Can you pull out each line of the data below that includes the word "icon"?

■ Information given ■
+ + + + + + +

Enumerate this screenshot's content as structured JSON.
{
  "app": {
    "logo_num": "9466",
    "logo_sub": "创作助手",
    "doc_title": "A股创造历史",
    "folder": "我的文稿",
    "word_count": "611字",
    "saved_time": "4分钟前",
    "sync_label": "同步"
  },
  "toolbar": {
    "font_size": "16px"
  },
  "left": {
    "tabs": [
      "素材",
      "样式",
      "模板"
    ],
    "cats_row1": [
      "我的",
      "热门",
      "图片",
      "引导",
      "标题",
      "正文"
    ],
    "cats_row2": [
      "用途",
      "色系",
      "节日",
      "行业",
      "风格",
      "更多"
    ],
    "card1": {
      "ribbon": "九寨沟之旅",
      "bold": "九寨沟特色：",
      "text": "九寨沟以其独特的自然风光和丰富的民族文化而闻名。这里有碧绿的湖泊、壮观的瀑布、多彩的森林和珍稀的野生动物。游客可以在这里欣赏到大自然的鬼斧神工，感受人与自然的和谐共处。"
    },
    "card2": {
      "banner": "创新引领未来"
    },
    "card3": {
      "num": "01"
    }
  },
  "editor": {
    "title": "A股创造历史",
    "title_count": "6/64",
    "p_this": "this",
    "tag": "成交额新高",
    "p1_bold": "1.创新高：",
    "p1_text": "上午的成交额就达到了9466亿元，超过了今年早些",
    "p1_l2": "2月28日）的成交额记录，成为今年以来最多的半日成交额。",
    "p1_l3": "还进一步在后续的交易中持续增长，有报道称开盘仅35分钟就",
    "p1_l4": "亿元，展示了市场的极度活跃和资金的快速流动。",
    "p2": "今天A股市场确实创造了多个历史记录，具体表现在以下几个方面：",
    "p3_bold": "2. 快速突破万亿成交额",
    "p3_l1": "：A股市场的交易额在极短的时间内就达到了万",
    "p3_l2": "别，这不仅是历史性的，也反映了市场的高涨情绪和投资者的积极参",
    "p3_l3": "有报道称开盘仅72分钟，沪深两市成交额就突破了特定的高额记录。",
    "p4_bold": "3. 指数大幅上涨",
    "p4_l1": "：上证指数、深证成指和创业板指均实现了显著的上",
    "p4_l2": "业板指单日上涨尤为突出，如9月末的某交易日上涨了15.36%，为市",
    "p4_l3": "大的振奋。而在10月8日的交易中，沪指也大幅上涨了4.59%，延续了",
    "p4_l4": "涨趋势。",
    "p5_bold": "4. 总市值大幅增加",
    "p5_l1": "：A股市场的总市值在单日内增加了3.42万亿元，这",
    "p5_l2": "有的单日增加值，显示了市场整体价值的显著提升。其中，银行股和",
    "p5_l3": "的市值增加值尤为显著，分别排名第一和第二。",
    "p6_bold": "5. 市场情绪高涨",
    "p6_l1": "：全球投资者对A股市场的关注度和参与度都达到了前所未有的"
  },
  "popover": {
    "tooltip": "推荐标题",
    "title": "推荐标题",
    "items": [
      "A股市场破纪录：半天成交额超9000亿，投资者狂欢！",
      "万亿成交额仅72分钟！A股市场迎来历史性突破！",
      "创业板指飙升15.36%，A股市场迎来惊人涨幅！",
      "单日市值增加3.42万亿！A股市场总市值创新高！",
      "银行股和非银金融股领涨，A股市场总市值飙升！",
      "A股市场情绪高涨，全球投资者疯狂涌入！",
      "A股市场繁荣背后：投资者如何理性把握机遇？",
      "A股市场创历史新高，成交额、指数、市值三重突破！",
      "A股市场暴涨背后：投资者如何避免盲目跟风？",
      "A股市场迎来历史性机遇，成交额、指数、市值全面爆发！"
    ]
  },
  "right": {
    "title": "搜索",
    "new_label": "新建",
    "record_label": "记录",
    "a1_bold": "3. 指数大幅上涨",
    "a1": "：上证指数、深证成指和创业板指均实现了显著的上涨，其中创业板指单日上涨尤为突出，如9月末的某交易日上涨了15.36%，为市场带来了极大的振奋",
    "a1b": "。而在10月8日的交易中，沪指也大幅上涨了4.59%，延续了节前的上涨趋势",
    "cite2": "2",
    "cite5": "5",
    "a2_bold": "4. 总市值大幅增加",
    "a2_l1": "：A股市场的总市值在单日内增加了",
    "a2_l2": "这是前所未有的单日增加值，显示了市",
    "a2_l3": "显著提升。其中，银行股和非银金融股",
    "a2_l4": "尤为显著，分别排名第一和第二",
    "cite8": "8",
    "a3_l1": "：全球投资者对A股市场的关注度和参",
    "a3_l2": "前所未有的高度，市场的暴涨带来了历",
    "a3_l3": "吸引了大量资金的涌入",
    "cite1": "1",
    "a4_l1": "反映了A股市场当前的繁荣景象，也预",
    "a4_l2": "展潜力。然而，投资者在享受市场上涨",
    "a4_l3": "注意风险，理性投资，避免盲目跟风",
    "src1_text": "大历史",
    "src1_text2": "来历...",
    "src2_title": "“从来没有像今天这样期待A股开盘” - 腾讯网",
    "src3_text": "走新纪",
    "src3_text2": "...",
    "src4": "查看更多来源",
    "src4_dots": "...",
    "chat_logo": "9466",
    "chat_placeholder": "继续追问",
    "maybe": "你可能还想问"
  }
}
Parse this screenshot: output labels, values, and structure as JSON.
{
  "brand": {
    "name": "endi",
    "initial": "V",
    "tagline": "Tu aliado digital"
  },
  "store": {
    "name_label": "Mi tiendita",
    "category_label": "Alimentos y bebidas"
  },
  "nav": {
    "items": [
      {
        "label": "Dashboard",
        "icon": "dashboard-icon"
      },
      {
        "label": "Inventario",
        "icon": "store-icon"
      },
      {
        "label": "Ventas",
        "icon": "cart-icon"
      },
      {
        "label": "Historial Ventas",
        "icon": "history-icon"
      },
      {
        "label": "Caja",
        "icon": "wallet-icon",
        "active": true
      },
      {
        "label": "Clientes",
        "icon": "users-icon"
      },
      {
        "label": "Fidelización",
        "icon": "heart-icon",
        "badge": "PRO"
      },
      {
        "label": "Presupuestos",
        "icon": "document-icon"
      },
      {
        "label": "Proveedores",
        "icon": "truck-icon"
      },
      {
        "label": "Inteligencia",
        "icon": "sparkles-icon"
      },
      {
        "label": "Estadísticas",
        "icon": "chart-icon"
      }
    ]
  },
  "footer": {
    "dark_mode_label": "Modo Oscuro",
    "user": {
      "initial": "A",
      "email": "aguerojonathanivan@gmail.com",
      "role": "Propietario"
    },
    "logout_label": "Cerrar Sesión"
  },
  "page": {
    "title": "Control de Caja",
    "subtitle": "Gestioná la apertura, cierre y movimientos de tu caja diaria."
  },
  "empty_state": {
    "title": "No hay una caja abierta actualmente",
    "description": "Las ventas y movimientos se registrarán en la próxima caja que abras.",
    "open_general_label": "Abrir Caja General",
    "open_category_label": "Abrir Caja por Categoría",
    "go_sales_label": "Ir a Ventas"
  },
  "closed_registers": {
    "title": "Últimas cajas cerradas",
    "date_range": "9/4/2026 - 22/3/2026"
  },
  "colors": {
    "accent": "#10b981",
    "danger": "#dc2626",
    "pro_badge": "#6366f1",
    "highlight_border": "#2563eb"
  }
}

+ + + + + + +

■ Output ■
        "icon": "dashboard-icon"
        "icon": "store-icon"
        "icon": "cart-icon"
        "icon": "history-icon"
        "icon": "wallet-icon",
        "icon": "users-icon"
        "icon": "heart-icon",
        "icon": "document-icon"
        "icon": "truck-icon"
        "icon": "sparkles-icon"
        "icon": "chart-icon"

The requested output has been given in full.